and writes about faith and politics from her home in rural Florida.
The humanitarian sensibility is the capacity to be moved by suffering we are not experiencing ourselves. It is especially remarkable when the suffering that moves us is remote, not present to our senses, but requires an imaginative empathic response. The desire to relieve distant suffering or right abstract wrongs is an outgrowth of the humanitarian sensibility. It is an active and extended form of charity.
The humanitarian sensibility is not innate–it is a product of culture, and not found in all societies, but where it is present it has profound consequences, both in the present and historically. We can see it operating to various degrees in the Syrian refugee crisis, just as we can discern its utter absence in the perpetrators whose violence has led millions to flee Syria and its environs. Historically, the humanitarian sensibility has powered innumerable movements, including the drive to abolish slavery in the Western world, beginning in the 18th and 19th centuries.

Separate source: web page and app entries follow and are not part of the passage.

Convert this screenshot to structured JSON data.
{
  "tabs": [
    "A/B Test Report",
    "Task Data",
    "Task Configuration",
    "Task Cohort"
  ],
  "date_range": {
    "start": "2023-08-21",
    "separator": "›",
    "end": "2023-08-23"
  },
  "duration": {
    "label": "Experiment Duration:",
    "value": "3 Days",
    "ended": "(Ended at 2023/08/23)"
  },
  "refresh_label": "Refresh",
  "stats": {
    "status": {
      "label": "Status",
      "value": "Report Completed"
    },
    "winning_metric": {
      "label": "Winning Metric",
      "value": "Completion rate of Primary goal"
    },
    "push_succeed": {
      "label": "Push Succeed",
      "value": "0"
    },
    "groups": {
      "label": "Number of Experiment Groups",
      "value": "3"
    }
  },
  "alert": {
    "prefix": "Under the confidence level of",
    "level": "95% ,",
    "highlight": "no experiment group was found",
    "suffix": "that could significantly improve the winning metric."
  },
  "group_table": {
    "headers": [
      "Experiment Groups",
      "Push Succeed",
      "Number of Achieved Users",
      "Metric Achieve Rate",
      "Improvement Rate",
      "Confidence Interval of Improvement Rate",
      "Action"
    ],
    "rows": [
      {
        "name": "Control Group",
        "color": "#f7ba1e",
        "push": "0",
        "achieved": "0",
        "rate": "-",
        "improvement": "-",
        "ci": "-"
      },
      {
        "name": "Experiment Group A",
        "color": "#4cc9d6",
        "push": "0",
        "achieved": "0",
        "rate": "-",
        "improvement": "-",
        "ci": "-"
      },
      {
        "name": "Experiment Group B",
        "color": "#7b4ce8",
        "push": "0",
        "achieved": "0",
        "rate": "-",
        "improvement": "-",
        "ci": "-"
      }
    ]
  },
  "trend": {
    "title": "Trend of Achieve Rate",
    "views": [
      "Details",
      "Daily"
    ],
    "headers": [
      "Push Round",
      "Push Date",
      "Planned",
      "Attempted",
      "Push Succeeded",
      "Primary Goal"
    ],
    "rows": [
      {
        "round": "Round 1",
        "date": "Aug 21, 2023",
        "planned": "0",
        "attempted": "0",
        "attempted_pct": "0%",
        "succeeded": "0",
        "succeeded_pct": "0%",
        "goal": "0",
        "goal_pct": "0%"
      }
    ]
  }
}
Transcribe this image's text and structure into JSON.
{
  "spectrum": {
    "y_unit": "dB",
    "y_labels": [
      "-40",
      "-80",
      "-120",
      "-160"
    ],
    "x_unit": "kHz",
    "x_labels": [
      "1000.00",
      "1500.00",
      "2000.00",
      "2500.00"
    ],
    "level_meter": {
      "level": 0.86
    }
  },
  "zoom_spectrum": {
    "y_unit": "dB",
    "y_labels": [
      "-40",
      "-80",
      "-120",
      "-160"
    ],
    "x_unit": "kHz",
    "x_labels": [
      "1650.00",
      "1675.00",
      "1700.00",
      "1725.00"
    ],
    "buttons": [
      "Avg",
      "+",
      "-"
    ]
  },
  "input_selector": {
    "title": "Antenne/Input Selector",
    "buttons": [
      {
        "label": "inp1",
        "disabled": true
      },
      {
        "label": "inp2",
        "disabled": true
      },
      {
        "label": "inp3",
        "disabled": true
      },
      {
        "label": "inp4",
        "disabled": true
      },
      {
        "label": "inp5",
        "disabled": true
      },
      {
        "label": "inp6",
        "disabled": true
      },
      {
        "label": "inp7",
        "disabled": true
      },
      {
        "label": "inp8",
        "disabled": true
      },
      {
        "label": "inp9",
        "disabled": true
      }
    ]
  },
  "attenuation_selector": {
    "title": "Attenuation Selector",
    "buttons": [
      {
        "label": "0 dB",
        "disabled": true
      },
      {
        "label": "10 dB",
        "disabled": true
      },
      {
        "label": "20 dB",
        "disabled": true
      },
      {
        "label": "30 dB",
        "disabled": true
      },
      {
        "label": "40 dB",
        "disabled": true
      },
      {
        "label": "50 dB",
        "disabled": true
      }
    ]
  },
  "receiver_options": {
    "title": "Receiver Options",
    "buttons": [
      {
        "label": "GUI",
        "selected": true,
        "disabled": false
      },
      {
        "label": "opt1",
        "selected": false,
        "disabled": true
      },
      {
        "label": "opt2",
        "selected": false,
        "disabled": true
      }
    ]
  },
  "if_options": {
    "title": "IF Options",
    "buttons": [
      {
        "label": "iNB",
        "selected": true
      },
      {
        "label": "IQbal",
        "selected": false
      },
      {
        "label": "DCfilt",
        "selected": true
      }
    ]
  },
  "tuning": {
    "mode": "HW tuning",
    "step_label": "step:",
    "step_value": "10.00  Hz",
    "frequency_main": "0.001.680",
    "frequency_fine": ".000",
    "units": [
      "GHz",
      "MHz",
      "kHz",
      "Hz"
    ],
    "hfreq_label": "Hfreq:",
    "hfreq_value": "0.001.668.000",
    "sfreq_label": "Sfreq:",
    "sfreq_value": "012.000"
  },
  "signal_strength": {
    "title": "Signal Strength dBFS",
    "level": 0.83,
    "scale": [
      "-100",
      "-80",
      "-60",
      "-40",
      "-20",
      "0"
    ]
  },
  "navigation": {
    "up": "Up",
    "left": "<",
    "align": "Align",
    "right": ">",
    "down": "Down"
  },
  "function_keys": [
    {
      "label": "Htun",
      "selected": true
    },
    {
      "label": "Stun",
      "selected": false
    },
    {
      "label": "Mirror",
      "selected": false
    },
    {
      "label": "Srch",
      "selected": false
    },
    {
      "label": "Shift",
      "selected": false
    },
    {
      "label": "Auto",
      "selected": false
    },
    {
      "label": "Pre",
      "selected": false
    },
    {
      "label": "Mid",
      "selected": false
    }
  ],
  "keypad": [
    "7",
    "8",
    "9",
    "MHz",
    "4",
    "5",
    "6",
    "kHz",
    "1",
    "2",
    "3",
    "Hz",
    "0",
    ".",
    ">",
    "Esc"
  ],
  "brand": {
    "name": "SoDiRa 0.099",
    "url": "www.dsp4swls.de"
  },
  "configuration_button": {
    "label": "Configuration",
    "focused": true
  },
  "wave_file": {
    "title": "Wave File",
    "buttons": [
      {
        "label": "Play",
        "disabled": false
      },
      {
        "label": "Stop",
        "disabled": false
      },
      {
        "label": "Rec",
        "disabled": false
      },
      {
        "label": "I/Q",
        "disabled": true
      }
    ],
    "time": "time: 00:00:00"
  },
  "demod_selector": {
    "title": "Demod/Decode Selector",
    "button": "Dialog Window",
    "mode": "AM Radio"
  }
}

The humanitarian impulse, though not peculiar to the West, is a living expression of Biblical precepts and the natural rights tradition on which democratic government rests. It carries the Biblical injunction to ‘love thy neighbor as thyself’ to its farthest possibility, leading Westerners to battle hunger and disease afflicting other continents, to give to Haitian disaster relief, to correct cleft palates and blindness wherever they are found, and to support female rights and rights activists like Malala Yousafzai. The drive to minister to the world is noble, but it is not universally shared. And in the US, we can see the limits of that sensibility, as when our government turned away children from Latin America, who came here seeking refuge from the violence and exploitation of the drug trade.
Image: from this source.
The emblem of the beseeching slave with the question “Am I Not a Man and a Brother?”
first gained circulation in the 1780s as the seal of the Society for the Abolition of Slavery in England.
The design was rendered in many forms,
on coins, in ceramic by Josiah Wedgwood, and as a woodcut, as here.
This powerful graphic appealed to viewers to look beyond differences of race and condition
to acknowledge the common humanity that linked free people with the enslaved.
This particular woodcut appeared on an American broadside to illustrate
John Greenleaf Whittier’s 1837 poem, ‘Our Countrymen in Chains.’